- WORK TO COMPLETE
Return each line of the data below verbatim; pictures are to be left out.

RECORDS SHOWN START

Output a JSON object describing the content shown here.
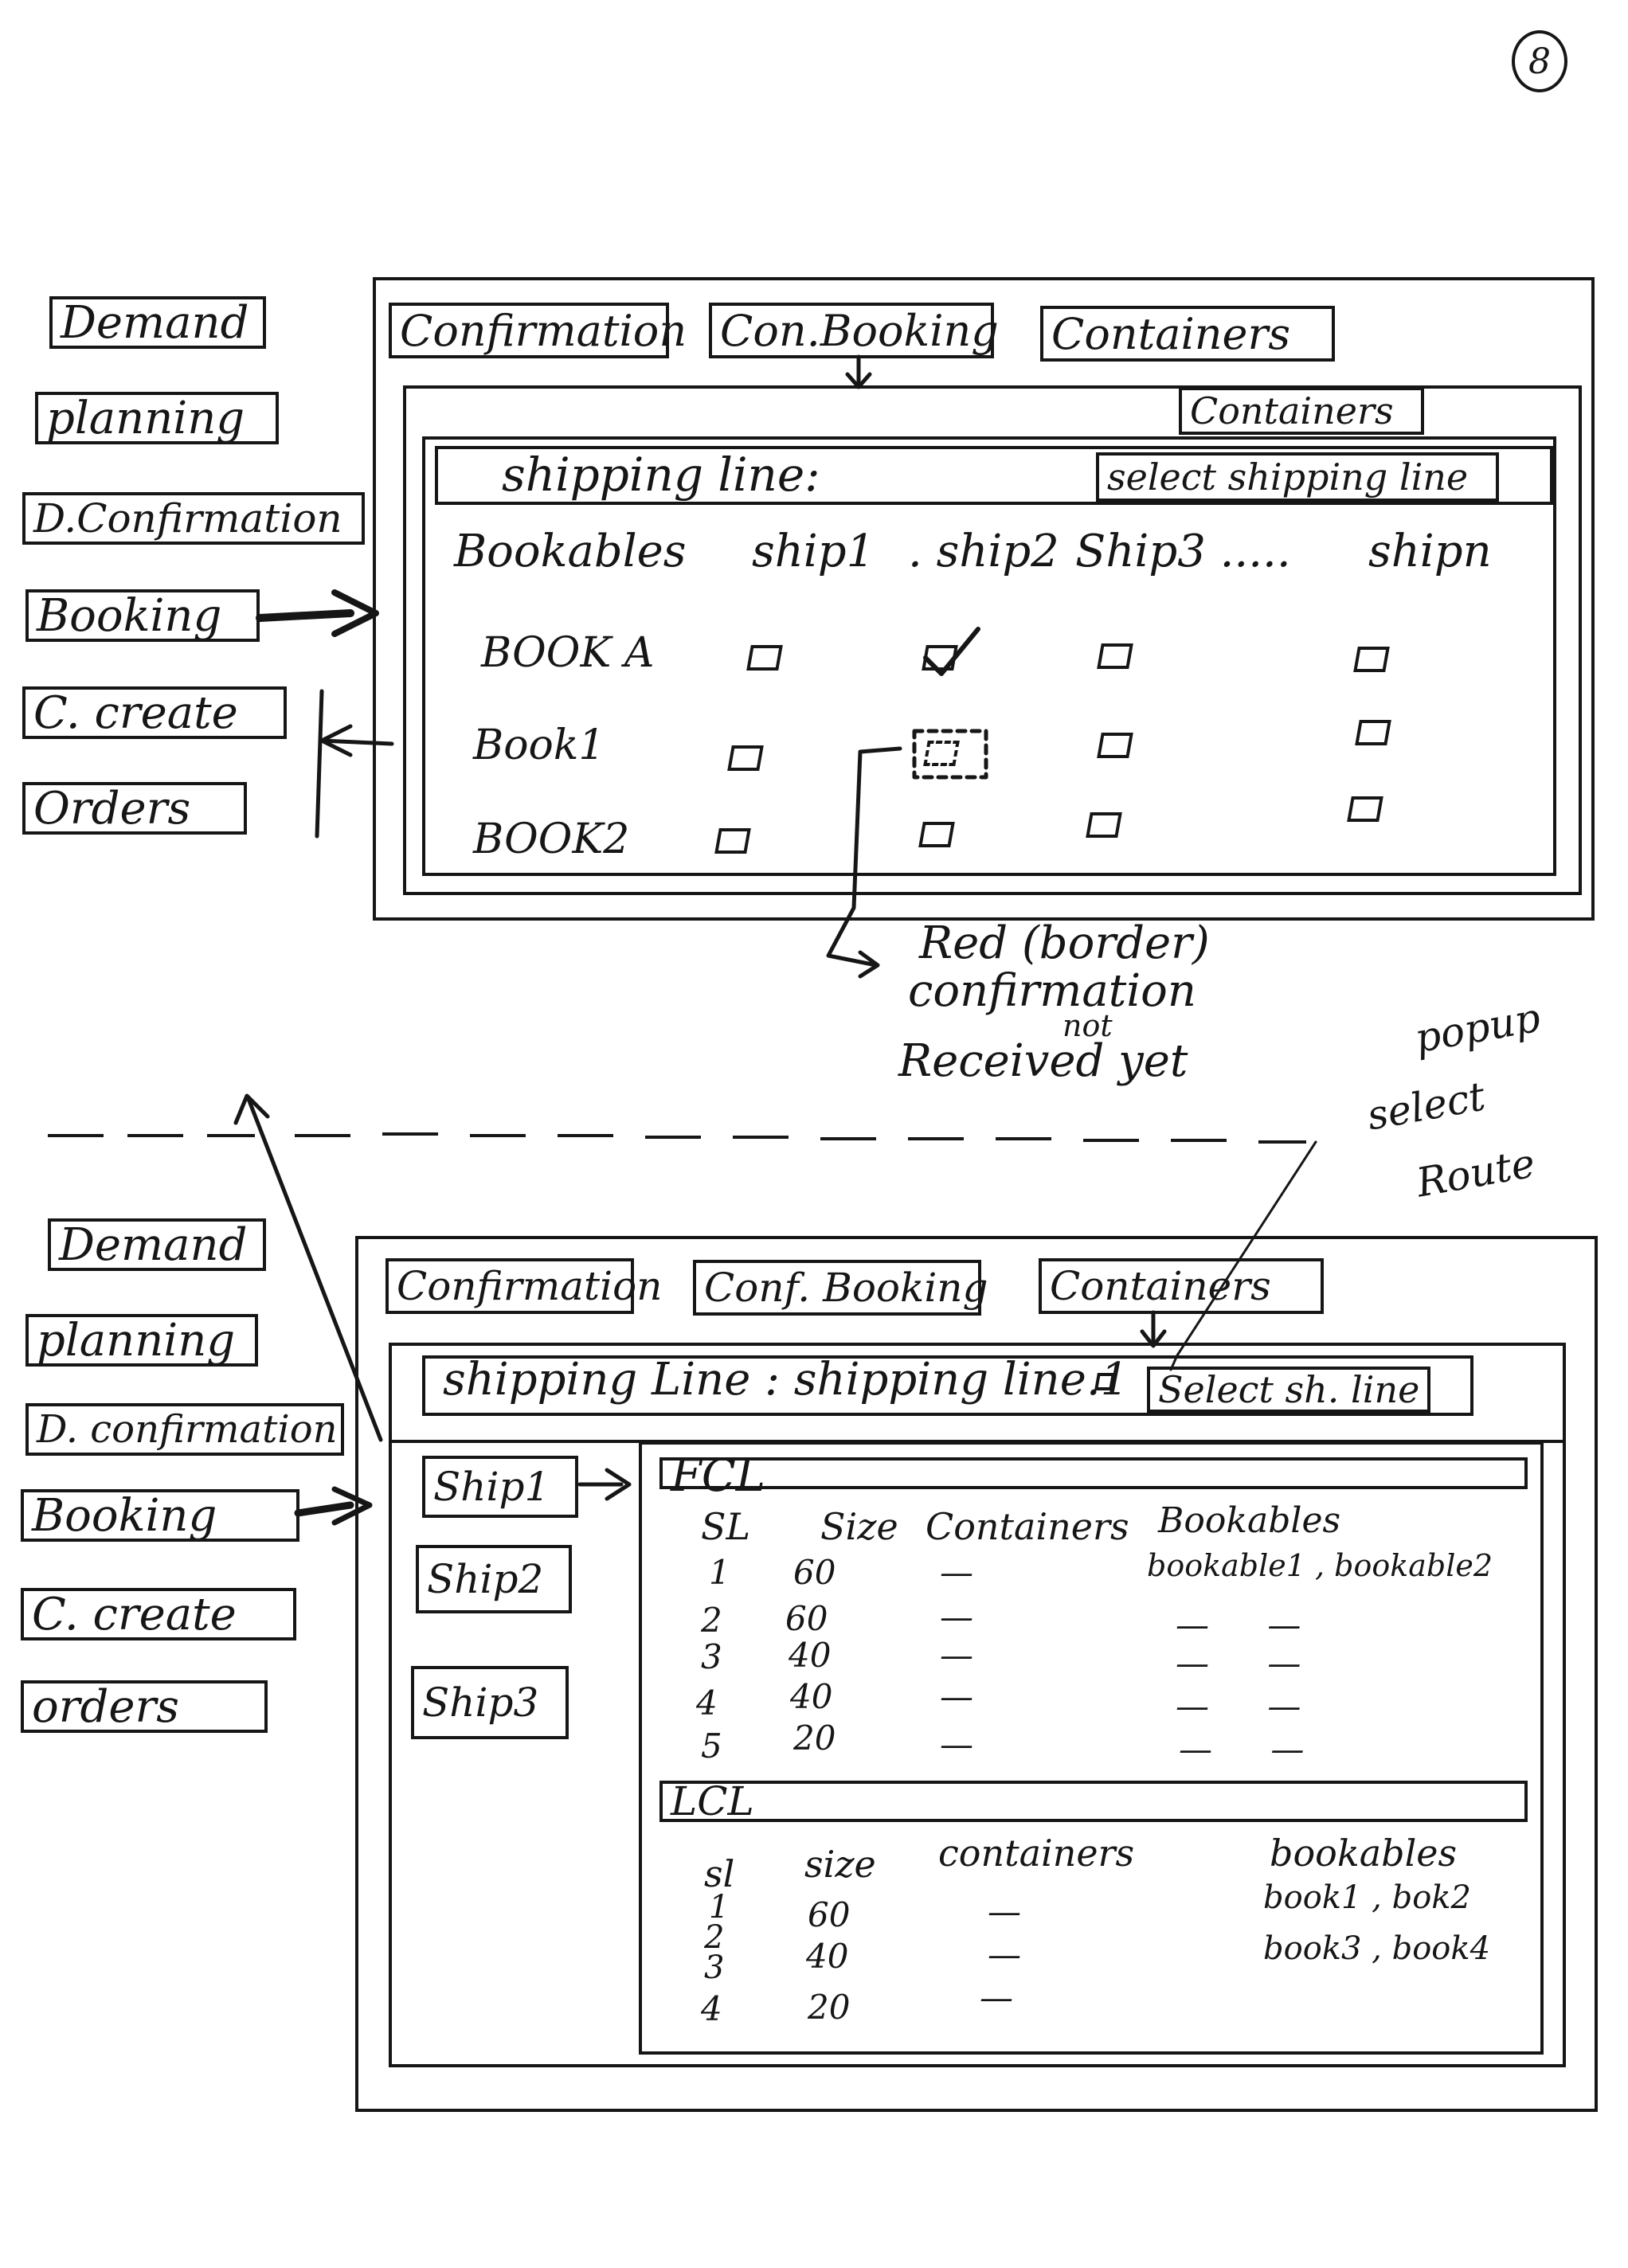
{
  "page_number": "8",
  "top": {
    "sidebar": [
      "Demand",
      "planning",
      "D.Confirmation",
      "Booking",
      "C. create",
      "Orders"
    ],
    "tabs": [
      "Confirmation",
      "Con.Booking",
      "Containers"
    ],
    "inner_button": "Containers",
    "shipping_label": "shipping line:",
    "select_button": "select shipping line",
    "header": [
      "Bookables",
      "ship1",
      ". ship2",
      "Ship3 .....",
      "shipn"
    ],
    "rows": [
      "BOOK A",
      "Book1",
      "BOOK2"
    ],
    "annotation": [
      "Red (border)",
      "confirmation",
      "not",
      "Received yet"
    ]
  },
  "popup_note": [
    "popup",
    "select",
    "Route"
  ],
  "bottom": {
    "sidebar": [
      "Demand",
      "planning",
      "D. confirmation",
      "Booking",
      "C. create",
      "orders"
    ],
    "tabs": [
      "Confirmation",
      "Conf. Booking",
      "Containers"
    ],
    "shipping_text": "shipping Line : shipping line.1",
    "select_button": "Select sh. line",
    "ships": [
      "Ship1",
      "Ship2",
      "Ship3"
    ],
    "fcl": {
      "title": "FCL",
      "headers": [
        "SL",
        "Size",
        "Containers",
        "Bookables"
      ],
      "rows": [
        {
          "sl": "1",
          "size": "60",
          "containers": "—",
          "bookables": "bookable1 , bookable2"
        },
        {
          "sl": "2",
          "size": "60",
          "containers": "—",
          "bookables": "— —"
        },
        {
          "sl": "3",
          "size": "40",
          "containers": "—",
          "bookables": "— —"
        },
        {
          "sl": "4",
          "size": "40",
          "containers": "—",
          "bookables": "— —"
        },
        {
          "sl": "5",
          "size": "20",
          "containers": "—",
          "bookables": "— —"
        }
      ]
    },
    "lcl": {
      "title": "LCL",
      "headers": [
        "sl",
        "size",
        "containers",
        "bookables"
      ],
      "rows": [
        {
          "sl": "1",
          "size": "60",
          "containers": "—",
          "bookables": "book1 , bok2"
        },
        {
          "sl": "2",
          "size": "40",
          "containers": "—",
          "bookables": "book3 , book4"
        },
        {
          "sl": "3",
          "size": "",
          "containers": "",
          "bookables": ""
        },
        {
          "sl": "4",
          "size": "20",
          "containers": "—",
          "bookables": ""
        }
      ]
    }
  }
}
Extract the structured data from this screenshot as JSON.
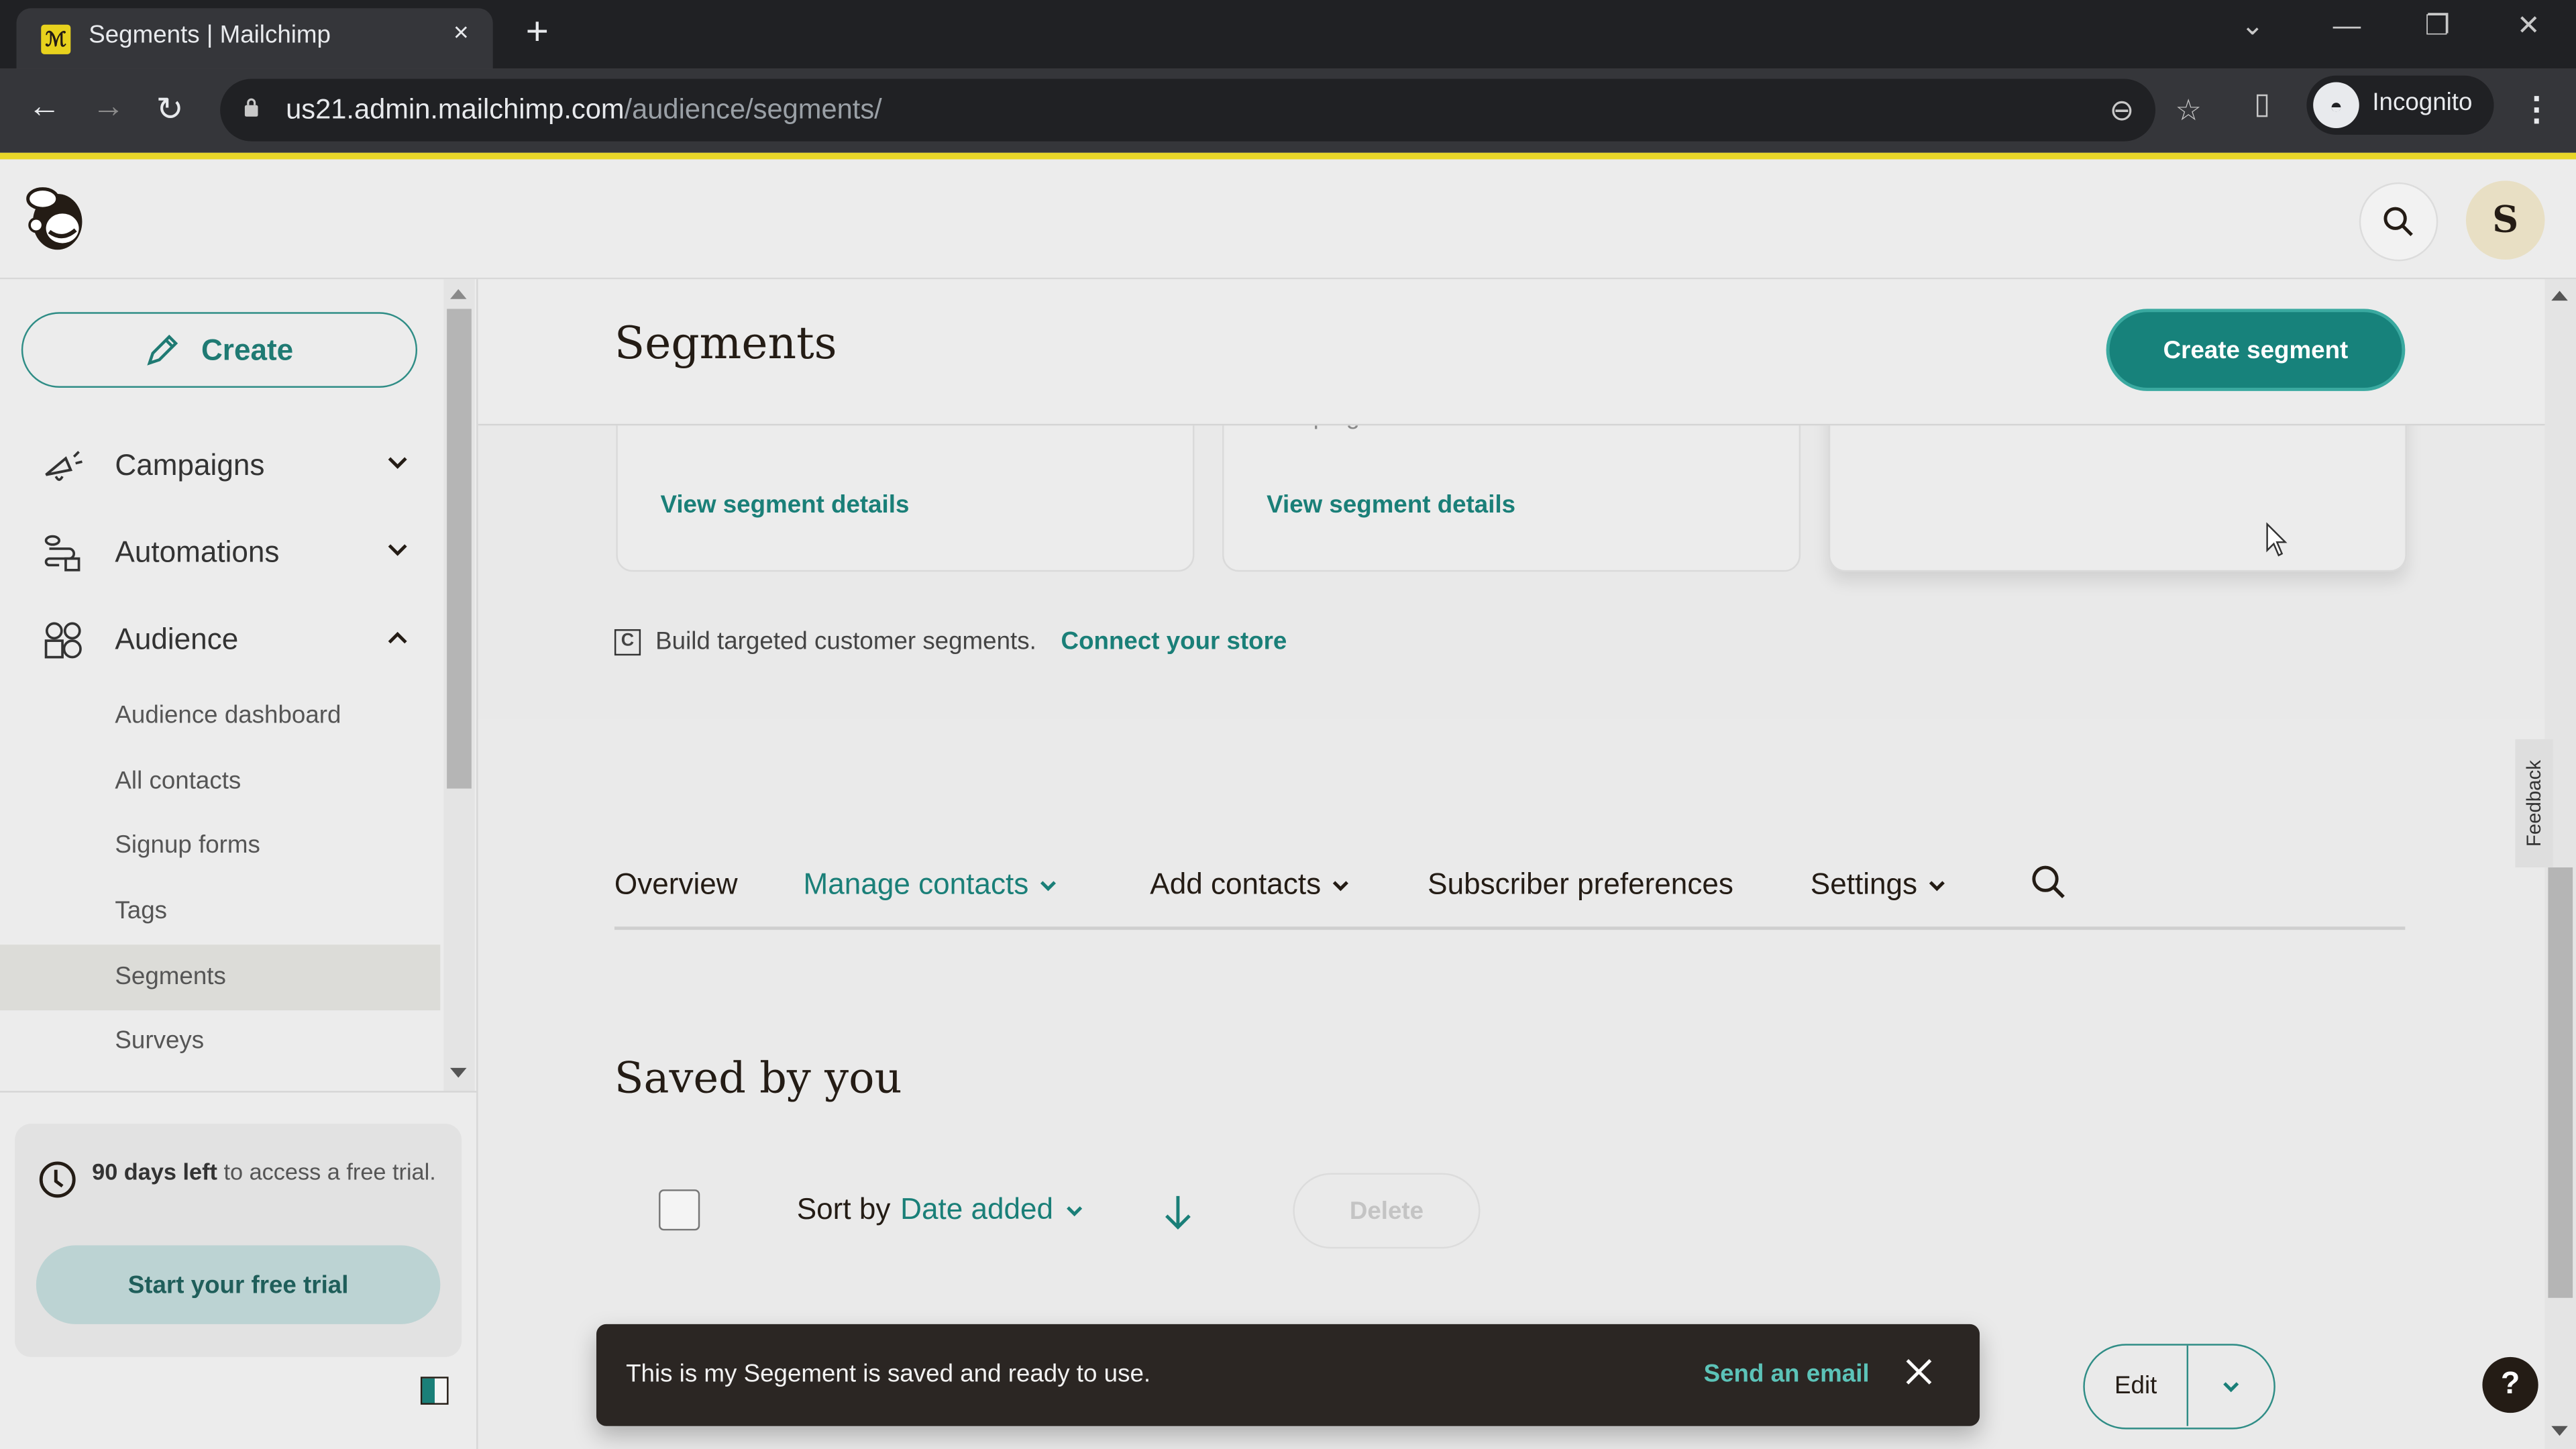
{
  "browser": {
    "tab_title": "Segments | Mailchimp",
    "tab_close": "×",
    "new_tab": "+",
    "url_host": "us21.admin.mailchimp.com",
    "url_path": "/audience/segments/",
    "profile_label": "Incognito"
  },
  "header": {
    "avatar_initial": "S"
  },
  "sidebar": {
    "create_label": "Create",
    "nav": [
      {
        "label": "Campaigns",
        "icon": "megaphone-icon",
        "expanded": false
      },
      {
        "label": "Automations",
        "icon": "workflow-icon",
        "expanded": false
      },
      {
        "label": "Audience",
        "icon": "audience-icon",
        "expanded": true
      }
    ],
    "audience_items": [
      {
        "label": "Audience dashboard",
        "active": false
      },
      {
        "label": "All contacts",
        "active": false
      },
      {
        "label": "Signup forms",
        "active": false
      },
      {
        "label": "Tags",
        "active": false
      },
      {
        "label": "Segments",
        "active": true
      },
      {
        "label": "Surveys",
        "active": false
      }
    ],
    "trial": {
      "days_bold": "90 days left",
      "rest": " to access a free trial.",
      "button": "Start your free trial"
    }
  },
  "main": {
    "title": "Segments",
    "create_segment_label": "Create segment",
    "cards": [
      {
        "cut_text": "",
        "link": "View segment details"
      },
      {
        "cut_text": "campaigns.",
        "link": "View segment details"
      },
      {
        "cut_text": "",
        "link": ""
      }
    ],
    "store_prompt": {
      "icon_text": "C",
      "text": "Build targeted customer segments.",
      "link": "Connect your store"
    },
    "tabs": [
      {
        "label": "Overview",
        "dropdown": false,
        "active": false
      },
      {
        "label": "Manage contacts",
        "dropdown": true,
        "active": true
      },
      {
        "label": "Add contacts",
        "dropdown": true,
        "active": false
      },
      {
        "label": "Subscriber preferences",
        "dropdown": false,
        "active": false
      },
      {
        "label": "Settings",
        "dropdown": true,
        "active": false
      }
    ],
    "saved_title": "Saved by you",
    "sort_prefix": "Sort by",
    "sort_value": "Date added",
    "delete_label": "Delete",
    "edit_label": "Edit"
  },
  "toast": {
    "message": "This is my Segement is saved and ready to use.",
    "action": "Send an email"
  },
  "feedback_label": "Feedback",
  "help_label": "?",
  "colors": {
    "brand_teal": "#17827b",
    "link_teal": "#1a7f78",
    "accent_yellow": "#e8d628",
    "toast_bg": "#2b2623"
  }
}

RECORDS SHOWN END

- TASK RESPONSE
Output a JSON object describing the content shown here.
{
  "page_number": "8",
  "top": {
    "sidebar": [
      "Demand",
      "planning",
      "D.Confirmation",
      "Booking",
      "C. create",
      "Orders"
    ],
    "tabs": [
      "Confirmation",
      "Con.Booking",
      "Containers"
    ],
    "inner_button": "Containers",
    "shipping_label": "shipping line:",
    "select_button": "select shipping line",
    "header": [
      "Bookables",
      "ship1",
      ". ship2",
      "Ship3 .....",
      "shipn"
    ],
    "rows": [
      "BOOK A",
      "Book1",
      "BOOK2"
    ],
    "annotation": [
      "Red (border)",
      "confirmation",
      "not",
      "Received yet"
    ]
  },
  "popup_note": [
    "popup",
    "select",
    "Route"
  ],
  "bottom": {
    "sidebar": [
      "Demand",
      "planning",
      "D. confirmation",
      "Booking",
      "C. create",
      "orders"
    ],
    "tabs": [
      "Confirmation",
      "Conf. Booking",
      "Containers"
    ],
    "shipping_text": "shipping Line : shipping line.1",
    "select_button": "Select sh. line",
    "ships": [
      "Ship1",
      "Ship2",
      "Ship3"
    ],
    "fcl": {
      "title": "FCL",
      "headers": [
        "SL",
        "Size",
        "Containers",
        "Bookables"
      ],
      "rows": [
        {
          "sl": "1",
          "size": "60",
          "containers": "—",
          "bookables": "bookable1 , bookable2"
        },
        {
          "sl": "2",
          "size": "60",
          "containers": "—",
          "bookables": "— —"
        },
        {
          "sl": "3",
          "size": "40",
          "containers": "—",
          "bookables": "— —"
        },
        {
          "sl": "4",
          "size": "40",
          "containers": "—",
          "bookables": "— —"
        },
        {
          "sl": "5",
          "size": "20",
          "containers": "—",
          "bookables": "— —"
        }
      ]
    },
    "lcl": {
      "title": "LCL",
      "headers": [
        "sl",
        "size",
        "containers",
        "bookables"
      ],
      "rows": [
        {
          "sl": "1",
          "size": "60",
          "containers": "—",
          "bookables": "book1 , bok2"
        },
        {
          "sl": "2",
          "size": "40",
          "containers": "—",
          "bookables": "book3 , book4"
        },
        {
          "sl": "3",
          "size": "",
          "containers": "",
          "bookables": ""
        },
        {
          "sl": "4",
          "size": "20",
          "containers": "—",
          "bookables": ""
        }
      ]
    }
  }
}
Extract the structured data from this screenshot as JSON.
{
  "browser": {
    "tab_title": "Segments | Mailchimp",
    "tab_close": "×",
    "new_tab": "+",
    "url_host": "us21.admin.mailchimp.com",
    "url_path": "/audience/segments/",
    "profile_label": "Incognito"
  },
  "header": {
    "avatar_initial": "S"
  },
  "sidebar": {
    "create_label": "Create",
    "nav": [
      {
        "label": "Campaigns",
        "icon": "megaphone-icon",
        "expanded": false
      },
      {
        "label": "Automations",
        "icon": "workflow-icon",
        "expanded": false
      },
      {
        "label": "Audience",
        "icon": "audience-icon",
        "expanded": true
      }
    ],
    "audience_items": [
      {
        "label": "Audience dashboard",
        "active": false
      },
      {
        "label": "All contacts",
        "active": false
      },
      {
        "label": "Signup forms",
        "active": false
      },
      {
        "label": "Tags",
        "active": false
      },
      {
        "label": "Segments",
        "active": true
      },
      {
        "label": "Surveys",
        "active": false
      }
    ],
    "trial": {
      "days_bold": "90 days left",
      "rest": " to access a free trial.",
      "button": "Start your free trial"
    }
  },
  "main": {
    "title": "Segments",
    "create_segment_label": "Create segment",
    "cards": [
      {
        "cut_text": "",
        "link": "View segment details"
      },
      {
        "cut_text": "campaigns.",
        "link": "View segment details"
      },
      {
        "cut_text": "",
        "link": ""
      }
    ],
    "store_prompt": {
      "icon_text": "C",
      "text": "Build targeted customer segments.",
      "link": "Connect your store"
    },
    "tabs": [
      {
        "label": "Overview",
        "dropdown": false,
        "active": false
      },
      {
        "label": "Manage contacts",
        "dropdown": true,
        "active": true
      },
      {
        "label": "Add contacts",
        "dropdown": true,
        "active": false
      },
      {
        "label": "Subscriber preferences",
        "dropdown": false,
        "active": false
      },
      {
        "label": "Settings",
        "dropdown": true,
        "active": false
      }
    ],
    "saved_title": "Saved by you",
    "sort_prefix": "Sort by",
    "sort_value": "Date added",
    "delete_label": "Delete",
    "edit_label": "Edit"
  },
  "toast": {
    "message": "This is my Segement is saved and ready to use.",
    "action": "Send an email"
  },
  "feedback_label": "Feedback",
  "help_label": "?",
  "colors": {
    "brand_teal": "#17827b",
    "link_teal": "#1a7f78",
    "accent_yellow": "#e8d628",
    "toast_bg": "#2b2623"
  }
}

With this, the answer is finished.